## [Required work]
From the records below, copy out each line that has the word "Lunch".

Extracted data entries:
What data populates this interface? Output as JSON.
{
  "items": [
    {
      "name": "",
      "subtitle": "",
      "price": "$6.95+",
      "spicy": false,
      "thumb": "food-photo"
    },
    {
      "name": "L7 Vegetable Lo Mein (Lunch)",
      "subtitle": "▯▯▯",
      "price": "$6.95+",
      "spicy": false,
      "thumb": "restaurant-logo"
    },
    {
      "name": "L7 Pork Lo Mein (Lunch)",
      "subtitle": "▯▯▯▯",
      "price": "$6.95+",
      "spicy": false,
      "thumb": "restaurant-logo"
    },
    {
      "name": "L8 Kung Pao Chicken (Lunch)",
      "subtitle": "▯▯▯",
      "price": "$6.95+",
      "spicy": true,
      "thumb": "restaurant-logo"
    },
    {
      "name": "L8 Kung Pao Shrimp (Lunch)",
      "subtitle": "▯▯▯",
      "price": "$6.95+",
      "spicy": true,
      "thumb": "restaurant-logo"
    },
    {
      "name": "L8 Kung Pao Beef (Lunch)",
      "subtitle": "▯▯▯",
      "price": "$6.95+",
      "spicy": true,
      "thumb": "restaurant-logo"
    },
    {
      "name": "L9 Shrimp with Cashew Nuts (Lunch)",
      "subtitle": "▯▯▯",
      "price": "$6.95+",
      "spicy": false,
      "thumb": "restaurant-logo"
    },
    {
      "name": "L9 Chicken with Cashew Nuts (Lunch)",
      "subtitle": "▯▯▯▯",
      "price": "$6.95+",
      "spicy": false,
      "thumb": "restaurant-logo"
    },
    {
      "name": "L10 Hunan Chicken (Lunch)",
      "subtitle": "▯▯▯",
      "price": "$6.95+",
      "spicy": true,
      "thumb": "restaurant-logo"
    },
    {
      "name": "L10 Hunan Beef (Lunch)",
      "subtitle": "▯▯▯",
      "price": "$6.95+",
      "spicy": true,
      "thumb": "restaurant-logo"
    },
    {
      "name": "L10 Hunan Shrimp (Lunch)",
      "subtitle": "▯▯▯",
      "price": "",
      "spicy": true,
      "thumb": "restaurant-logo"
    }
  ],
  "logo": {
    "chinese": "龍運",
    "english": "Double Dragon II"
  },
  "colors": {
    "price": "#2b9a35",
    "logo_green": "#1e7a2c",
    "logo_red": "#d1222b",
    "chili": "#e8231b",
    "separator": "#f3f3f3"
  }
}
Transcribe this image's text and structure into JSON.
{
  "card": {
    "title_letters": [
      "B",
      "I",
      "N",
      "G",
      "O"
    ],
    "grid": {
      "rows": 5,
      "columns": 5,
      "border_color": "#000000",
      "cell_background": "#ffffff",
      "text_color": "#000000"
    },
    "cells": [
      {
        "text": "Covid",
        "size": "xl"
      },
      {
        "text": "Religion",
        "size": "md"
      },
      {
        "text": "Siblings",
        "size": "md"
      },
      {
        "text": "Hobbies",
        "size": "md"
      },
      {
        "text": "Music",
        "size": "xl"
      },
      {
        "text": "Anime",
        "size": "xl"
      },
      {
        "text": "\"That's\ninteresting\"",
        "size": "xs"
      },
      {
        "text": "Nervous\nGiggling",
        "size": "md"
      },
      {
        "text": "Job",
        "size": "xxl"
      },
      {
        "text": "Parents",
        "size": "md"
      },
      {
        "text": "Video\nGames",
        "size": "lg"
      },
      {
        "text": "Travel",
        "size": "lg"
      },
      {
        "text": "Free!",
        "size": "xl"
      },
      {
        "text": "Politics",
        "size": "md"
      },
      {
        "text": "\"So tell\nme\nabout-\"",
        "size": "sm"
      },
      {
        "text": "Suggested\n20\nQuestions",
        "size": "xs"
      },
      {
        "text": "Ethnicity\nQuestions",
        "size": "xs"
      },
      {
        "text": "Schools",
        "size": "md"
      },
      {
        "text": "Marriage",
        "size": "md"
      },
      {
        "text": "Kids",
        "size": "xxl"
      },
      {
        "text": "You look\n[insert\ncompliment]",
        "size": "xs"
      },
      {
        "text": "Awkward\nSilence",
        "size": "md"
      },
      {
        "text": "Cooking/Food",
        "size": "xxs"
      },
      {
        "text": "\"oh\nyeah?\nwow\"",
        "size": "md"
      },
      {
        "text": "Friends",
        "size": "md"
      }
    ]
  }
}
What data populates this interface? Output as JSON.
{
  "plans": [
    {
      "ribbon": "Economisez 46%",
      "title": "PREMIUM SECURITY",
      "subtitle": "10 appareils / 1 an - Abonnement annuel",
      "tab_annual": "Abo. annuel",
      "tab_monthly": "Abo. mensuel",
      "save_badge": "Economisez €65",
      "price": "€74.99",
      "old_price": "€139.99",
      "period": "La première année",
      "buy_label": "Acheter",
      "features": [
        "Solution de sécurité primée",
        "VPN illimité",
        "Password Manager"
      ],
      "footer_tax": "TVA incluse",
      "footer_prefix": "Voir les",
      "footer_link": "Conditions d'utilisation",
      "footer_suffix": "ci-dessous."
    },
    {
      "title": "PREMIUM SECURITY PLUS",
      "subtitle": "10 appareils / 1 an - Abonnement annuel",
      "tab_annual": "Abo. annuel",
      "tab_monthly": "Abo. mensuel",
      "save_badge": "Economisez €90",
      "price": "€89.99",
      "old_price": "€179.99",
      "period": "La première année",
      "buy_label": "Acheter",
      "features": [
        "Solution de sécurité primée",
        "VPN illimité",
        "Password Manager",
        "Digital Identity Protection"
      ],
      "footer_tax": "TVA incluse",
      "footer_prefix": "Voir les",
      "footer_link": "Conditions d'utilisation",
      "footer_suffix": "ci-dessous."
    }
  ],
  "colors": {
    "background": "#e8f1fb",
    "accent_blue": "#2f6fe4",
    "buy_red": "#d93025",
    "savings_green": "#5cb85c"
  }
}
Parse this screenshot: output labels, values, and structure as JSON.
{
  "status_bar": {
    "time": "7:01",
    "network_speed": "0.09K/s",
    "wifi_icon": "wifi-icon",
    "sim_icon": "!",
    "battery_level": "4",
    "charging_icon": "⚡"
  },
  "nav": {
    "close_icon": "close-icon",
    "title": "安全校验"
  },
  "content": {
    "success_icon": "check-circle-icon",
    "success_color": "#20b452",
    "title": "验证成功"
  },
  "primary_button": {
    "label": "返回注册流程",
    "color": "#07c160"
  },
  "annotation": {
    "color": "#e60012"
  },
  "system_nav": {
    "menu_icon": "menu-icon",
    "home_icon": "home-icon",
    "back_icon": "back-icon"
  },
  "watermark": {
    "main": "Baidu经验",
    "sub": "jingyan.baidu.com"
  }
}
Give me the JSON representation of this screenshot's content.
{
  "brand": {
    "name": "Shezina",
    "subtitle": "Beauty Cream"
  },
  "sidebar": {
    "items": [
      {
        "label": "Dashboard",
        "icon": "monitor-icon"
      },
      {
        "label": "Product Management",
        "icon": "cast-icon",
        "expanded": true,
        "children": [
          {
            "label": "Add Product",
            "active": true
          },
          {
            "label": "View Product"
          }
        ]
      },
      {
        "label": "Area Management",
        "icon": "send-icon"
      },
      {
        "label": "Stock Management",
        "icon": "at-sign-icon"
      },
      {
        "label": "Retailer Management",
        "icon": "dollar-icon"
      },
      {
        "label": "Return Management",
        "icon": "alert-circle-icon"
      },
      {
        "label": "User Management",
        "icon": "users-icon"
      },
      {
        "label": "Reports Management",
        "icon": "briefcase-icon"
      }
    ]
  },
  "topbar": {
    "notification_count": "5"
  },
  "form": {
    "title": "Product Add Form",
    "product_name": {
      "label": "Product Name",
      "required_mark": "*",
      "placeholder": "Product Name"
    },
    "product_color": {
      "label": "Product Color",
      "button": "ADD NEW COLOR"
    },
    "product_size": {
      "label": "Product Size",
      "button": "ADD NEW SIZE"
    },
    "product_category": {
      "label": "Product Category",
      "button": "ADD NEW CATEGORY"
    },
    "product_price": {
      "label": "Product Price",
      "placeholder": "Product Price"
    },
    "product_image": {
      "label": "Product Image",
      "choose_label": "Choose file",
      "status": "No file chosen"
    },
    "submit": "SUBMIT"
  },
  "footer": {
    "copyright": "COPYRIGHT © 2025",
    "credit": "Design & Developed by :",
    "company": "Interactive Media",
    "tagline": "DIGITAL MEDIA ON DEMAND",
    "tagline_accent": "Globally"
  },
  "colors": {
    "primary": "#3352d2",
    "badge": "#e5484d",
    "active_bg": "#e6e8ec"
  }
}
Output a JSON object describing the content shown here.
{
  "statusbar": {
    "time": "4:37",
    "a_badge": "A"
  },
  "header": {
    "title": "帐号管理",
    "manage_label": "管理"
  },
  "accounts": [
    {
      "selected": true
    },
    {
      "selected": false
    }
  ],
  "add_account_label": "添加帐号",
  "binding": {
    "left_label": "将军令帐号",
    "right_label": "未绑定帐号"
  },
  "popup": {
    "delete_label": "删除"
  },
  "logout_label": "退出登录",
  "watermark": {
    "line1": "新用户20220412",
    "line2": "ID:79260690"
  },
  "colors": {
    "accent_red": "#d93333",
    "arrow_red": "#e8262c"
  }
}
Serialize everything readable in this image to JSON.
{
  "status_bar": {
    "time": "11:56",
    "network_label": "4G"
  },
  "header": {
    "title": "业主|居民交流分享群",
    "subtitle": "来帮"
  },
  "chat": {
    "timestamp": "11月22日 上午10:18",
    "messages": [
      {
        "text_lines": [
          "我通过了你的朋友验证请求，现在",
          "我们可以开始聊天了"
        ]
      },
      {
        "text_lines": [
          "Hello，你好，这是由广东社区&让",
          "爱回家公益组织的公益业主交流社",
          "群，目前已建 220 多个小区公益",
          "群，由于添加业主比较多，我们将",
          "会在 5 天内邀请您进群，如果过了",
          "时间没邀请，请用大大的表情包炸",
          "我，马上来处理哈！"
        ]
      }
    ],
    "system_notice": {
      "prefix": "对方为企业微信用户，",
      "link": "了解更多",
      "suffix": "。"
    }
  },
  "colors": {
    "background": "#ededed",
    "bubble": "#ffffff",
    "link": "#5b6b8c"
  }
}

## [Response to this exercise]
      "name": "L7 Vegetable Lo Mein (Lunch)",
      "name": "L7 Pork Lo Mein (Lunch)",
      "name": "L8 Kung Pao Chicken (Lunch)",
      "name": "L8 Kung Pao Shrimp (Lunch)",
      "name": "L8 Kung Pao Beef (Lunch)",
      "name": "L9 Shrimp with Cashew Nuts (Lunch)",
      "name": "L9 Chicken with Cashew Nuts (Lunch)",
      "name": "L10 Hunan Chicken (Lunch)",
      "name": "L10 Hunan Beef (Lunch)",
      "name": "L10 Hunan Shrimp (Lunch)",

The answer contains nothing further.